SOURCE MATERIAL START

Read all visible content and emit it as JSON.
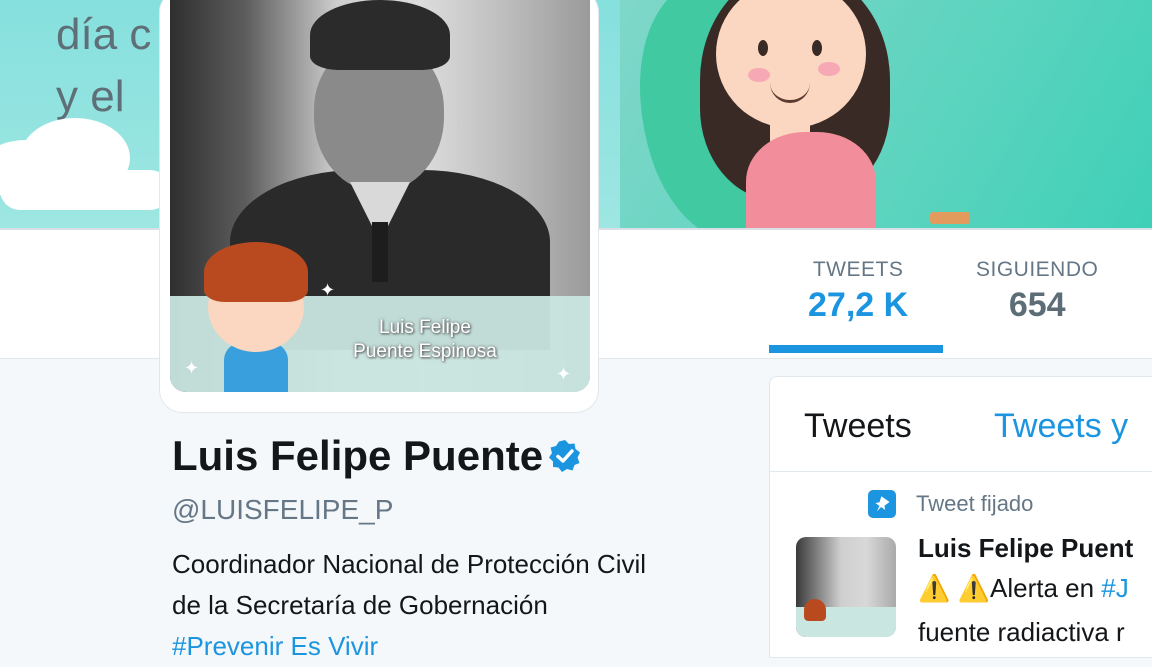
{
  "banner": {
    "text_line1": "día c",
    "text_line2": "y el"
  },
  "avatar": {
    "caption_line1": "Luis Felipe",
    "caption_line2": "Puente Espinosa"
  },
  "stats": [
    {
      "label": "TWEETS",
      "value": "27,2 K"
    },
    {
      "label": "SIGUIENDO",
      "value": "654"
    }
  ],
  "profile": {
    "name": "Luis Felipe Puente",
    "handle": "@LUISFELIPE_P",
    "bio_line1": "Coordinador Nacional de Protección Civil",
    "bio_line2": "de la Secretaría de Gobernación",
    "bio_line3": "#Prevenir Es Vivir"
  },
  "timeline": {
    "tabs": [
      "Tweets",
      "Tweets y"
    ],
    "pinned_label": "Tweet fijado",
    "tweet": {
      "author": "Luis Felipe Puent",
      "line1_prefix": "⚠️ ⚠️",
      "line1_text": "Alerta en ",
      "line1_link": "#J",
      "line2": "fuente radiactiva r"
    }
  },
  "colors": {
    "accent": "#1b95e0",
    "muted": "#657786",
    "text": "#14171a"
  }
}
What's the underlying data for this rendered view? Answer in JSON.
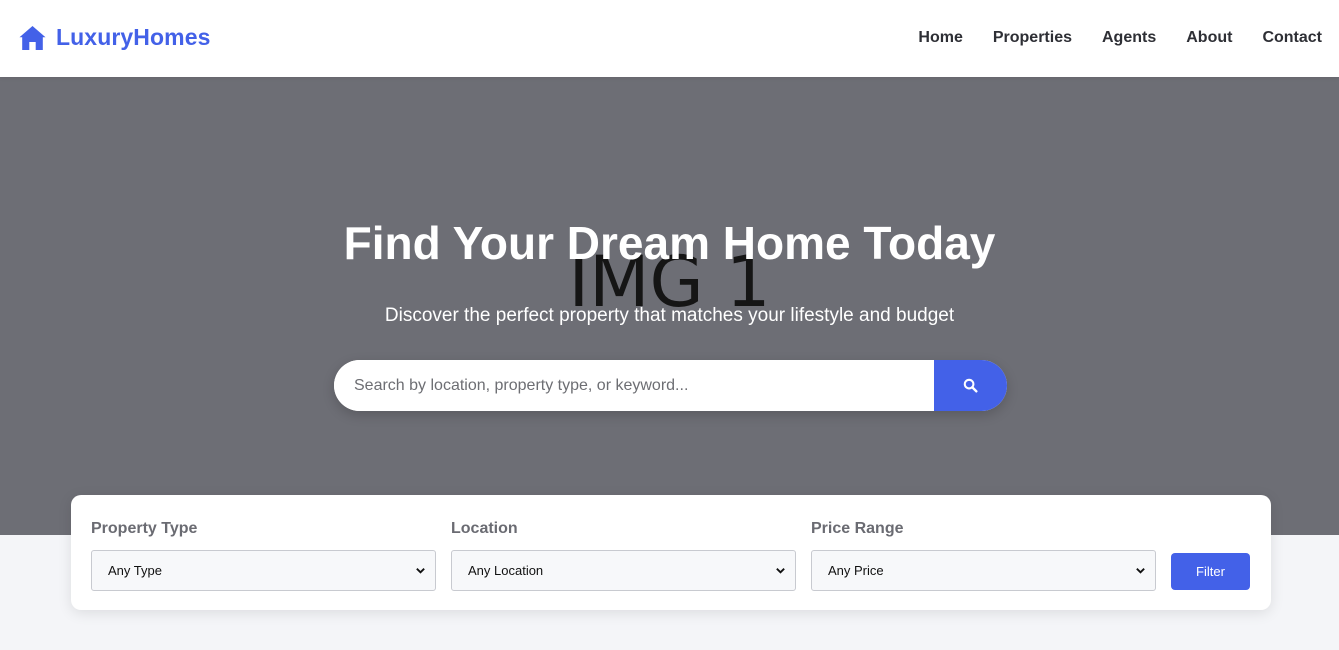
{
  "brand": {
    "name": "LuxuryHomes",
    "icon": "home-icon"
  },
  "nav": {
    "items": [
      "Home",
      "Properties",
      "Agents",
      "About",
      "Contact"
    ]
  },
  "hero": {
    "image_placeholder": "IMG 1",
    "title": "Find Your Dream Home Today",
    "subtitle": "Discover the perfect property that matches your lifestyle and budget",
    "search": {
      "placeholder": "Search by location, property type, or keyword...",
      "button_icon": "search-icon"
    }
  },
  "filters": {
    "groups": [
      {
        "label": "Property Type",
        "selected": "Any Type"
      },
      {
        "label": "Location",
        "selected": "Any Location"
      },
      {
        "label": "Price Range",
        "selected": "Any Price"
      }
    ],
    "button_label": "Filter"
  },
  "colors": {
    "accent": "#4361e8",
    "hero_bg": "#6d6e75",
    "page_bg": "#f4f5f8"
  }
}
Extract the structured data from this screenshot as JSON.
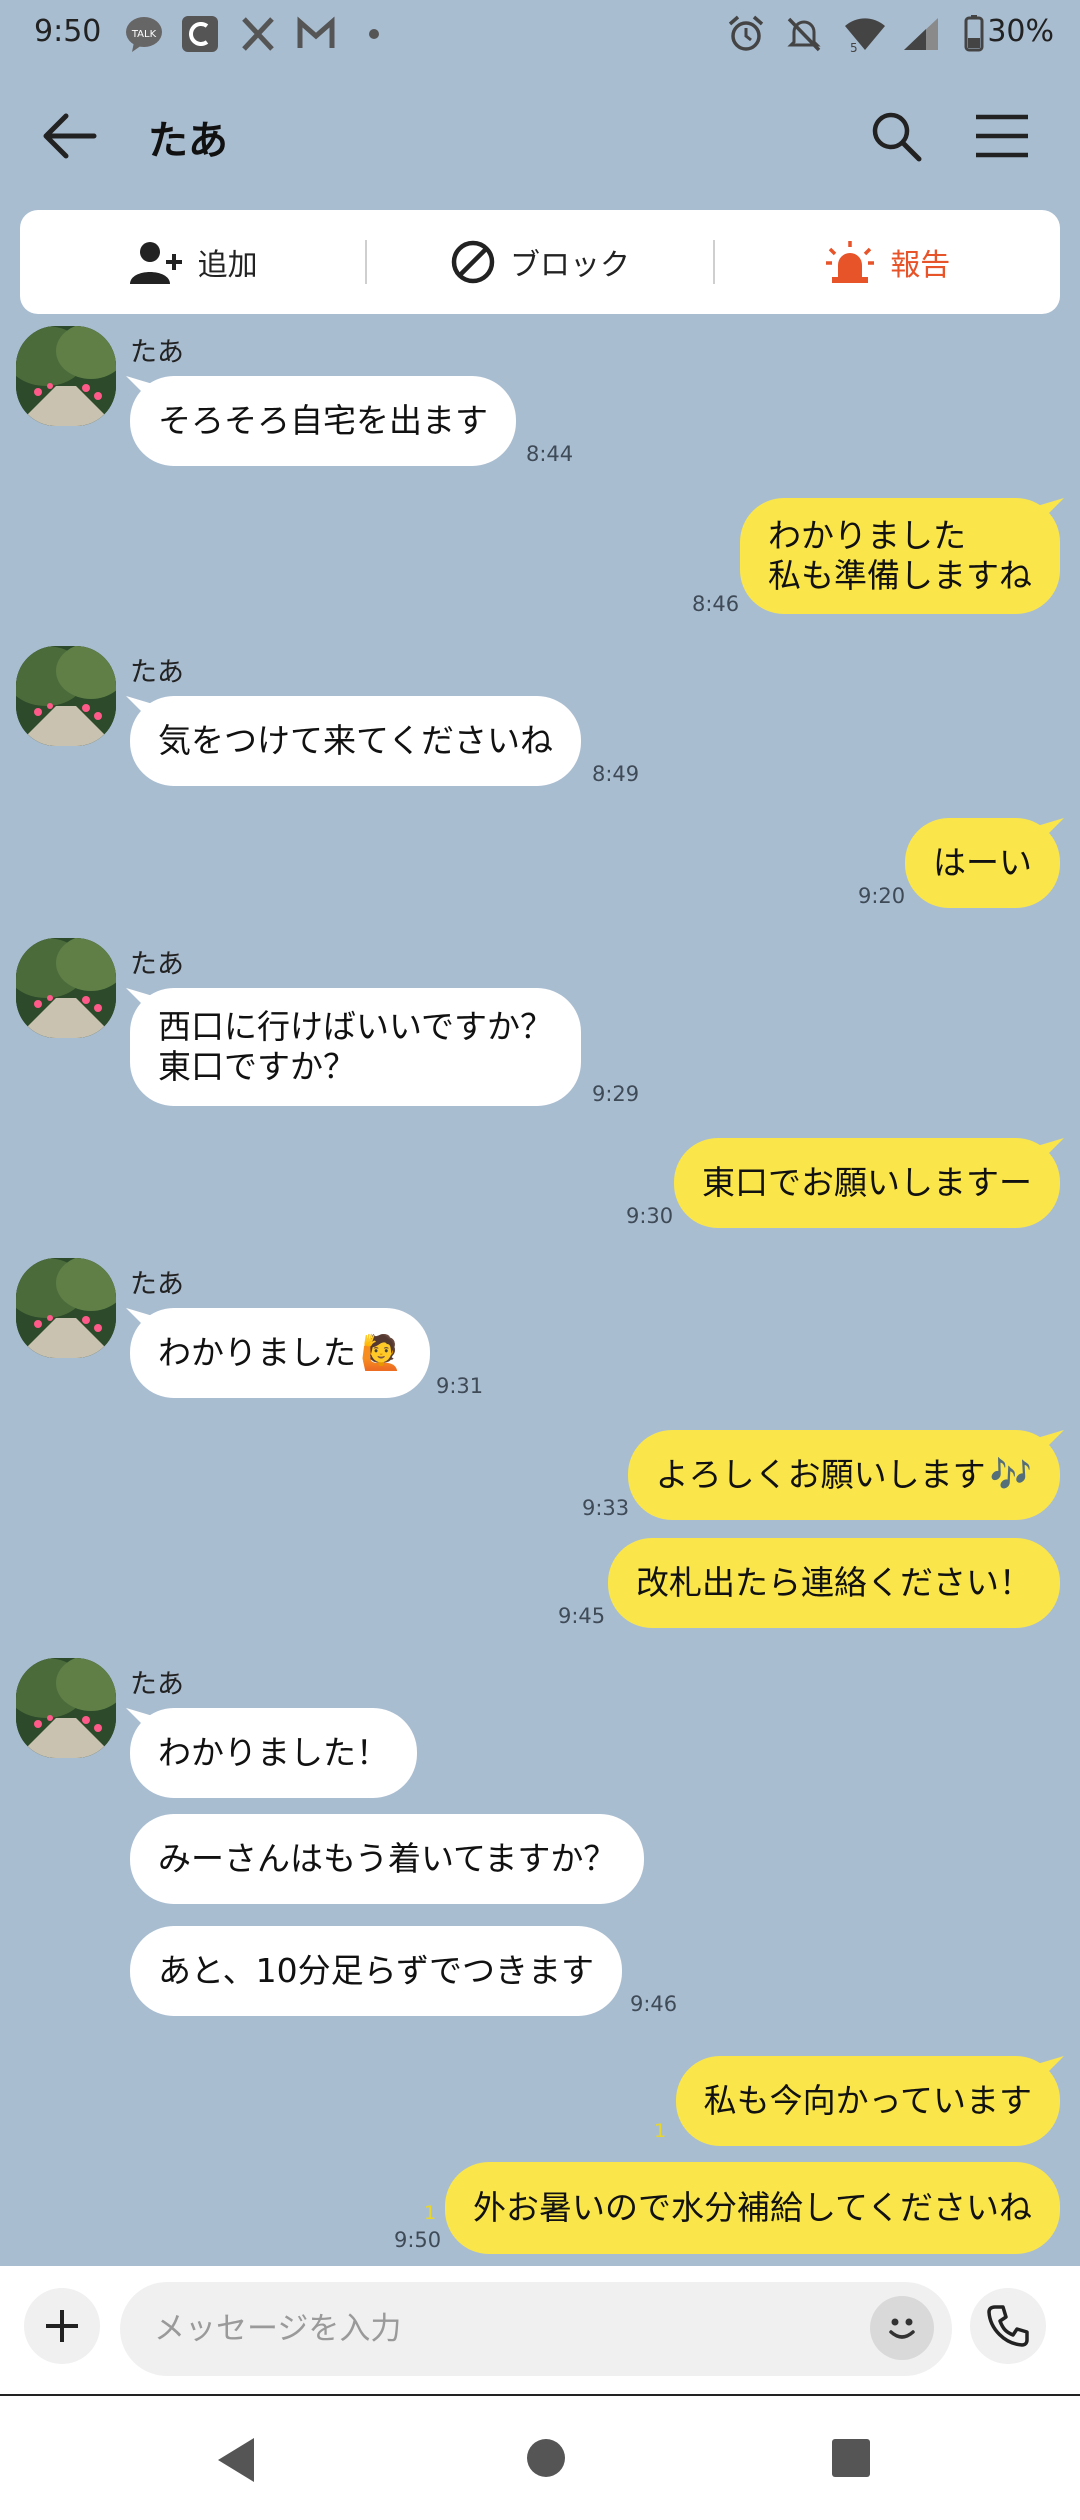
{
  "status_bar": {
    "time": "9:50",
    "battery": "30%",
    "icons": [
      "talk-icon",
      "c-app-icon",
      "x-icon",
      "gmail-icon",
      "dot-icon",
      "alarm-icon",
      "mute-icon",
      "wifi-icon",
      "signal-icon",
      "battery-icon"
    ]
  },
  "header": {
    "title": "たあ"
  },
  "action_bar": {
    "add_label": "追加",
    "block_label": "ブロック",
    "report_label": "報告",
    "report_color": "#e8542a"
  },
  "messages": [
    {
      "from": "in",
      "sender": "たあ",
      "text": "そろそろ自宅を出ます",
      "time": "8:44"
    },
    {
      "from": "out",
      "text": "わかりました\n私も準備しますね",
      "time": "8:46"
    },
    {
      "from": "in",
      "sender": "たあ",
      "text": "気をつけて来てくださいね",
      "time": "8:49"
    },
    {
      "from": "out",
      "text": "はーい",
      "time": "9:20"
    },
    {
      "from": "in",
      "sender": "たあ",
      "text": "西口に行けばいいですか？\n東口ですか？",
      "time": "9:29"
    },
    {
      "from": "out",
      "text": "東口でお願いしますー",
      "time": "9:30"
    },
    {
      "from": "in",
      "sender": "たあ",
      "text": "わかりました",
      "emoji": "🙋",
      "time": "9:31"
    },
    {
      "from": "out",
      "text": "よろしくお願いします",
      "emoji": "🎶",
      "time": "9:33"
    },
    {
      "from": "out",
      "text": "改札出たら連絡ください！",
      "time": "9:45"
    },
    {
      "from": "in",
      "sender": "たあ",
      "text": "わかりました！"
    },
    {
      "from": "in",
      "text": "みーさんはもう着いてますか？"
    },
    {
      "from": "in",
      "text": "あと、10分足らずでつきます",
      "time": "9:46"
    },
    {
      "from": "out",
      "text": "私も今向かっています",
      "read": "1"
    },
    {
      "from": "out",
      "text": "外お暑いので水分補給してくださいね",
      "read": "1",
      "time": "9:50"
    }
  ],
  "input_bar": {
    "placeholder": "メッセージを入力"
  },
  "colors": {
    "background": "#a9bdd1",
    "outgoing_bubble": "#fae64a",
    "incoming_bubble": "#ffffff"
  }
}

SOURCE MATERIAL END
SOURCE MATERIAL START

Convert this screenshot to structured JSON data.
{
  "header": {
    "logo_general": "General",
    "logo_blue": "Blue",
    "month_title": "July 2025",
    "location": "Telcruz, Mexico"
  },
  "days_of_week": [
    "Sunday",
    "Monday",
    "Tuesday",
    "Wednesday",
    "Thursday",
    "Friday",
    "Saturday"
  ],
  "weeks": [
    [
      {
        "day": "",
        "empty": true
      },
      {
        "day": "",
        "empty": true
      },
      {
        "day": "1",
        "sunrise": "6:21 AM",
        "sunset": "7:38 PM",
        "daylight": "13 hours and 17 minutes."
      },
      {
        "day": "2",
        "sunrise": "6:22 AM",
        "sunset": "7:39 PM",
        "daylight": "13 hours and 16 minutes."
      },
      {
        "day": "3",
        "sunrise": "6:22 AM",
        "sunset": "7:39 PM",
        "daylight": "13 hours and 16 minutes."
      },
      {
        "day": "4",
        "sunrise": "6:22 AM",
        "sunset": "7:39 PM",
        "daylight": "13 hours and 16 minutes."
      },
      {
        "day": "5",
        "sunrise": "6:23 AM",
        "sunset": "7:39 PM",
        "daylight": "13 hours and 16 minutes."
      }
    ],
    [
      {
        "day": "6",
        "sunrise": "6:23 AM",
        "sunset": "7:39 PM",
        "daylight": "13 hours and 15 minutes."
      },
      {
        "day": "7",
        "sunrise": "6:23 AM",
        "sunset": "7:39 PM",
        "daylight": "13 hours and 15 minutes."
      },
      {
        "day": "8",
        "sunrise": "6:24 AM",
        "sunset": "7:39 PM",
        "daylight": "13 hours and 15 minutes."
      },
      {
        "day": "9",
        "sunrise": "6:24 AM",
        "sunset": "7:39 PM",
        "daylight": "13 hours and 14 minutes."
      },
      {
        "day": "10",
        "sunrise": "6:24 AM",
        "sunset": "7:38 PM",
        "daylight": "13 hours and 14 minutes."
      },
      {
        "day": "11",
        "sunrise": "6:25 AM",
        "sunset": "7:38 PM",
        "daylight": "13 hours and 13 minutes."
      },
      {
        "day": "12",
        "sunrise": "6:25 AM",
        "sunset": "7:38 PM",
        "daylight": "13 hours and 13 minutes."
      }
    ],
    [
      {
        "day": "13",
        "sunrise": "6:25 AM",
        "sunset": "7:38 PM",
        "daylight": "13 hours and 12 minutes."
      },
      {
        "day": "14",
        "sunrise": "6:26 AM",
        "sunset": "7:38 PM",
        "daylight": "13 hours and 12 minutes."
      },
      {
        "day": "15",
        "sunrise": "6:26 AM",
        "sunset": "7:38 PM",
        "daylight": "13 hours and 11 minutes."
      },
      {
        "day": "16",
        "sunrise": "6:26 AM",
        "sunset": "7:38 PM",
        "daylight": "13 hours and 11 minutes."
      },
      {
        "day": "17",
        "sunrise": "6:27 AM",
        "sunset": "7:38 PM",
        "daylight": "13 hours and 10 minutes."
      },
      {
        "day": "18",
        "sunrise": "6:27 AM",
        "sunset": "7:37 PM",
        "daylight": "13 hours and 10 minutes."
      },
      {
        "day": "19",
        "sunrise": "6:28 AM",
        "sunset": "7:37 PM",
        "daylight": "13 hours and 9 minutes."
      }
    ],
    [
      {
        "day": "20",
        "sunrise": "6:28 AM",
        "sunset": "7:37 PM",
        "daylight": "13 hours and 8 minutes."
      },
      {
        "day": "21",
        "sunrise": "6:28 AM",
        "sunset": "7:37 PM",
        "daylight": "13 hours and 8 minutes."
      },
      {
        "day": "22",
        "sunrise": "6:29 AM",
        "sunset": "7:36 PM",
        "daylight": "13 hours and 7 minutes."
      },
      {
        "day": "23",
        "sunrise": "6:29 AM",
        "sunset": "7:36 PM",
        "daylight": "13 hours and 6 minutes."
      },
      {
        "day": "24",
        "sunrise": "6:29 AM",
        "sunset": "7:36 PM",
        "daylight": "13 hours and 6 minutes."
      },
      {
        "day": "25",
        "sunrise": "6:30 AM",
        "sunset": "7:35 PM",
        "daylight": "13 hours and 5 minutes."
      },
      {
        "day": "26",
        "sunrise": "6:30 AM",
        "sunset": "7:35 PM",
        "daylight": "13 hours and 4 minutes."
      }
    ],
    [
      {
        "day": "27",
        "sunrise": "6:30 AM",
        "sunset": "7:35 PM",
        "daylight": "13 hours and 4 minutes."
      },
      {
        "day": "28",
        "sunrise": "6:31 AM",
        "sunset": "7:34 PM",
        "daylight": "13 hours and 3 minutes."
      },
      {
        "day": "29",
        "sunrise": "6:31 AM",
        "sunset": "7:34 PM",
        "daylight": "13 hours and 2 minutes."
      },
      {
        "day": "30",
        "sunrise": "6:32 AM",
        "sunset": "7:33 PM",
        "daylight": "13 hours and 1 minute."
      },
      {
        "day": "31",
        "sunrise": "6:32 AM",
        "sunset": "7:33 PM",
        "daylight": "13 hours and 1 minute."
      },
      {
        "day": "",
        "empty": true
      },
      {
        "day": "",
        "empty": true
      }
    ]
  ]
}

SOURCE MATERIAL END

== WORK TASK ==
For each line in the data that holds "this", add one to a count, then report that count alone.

== SOLUTION TO THE EXERCISE ==
3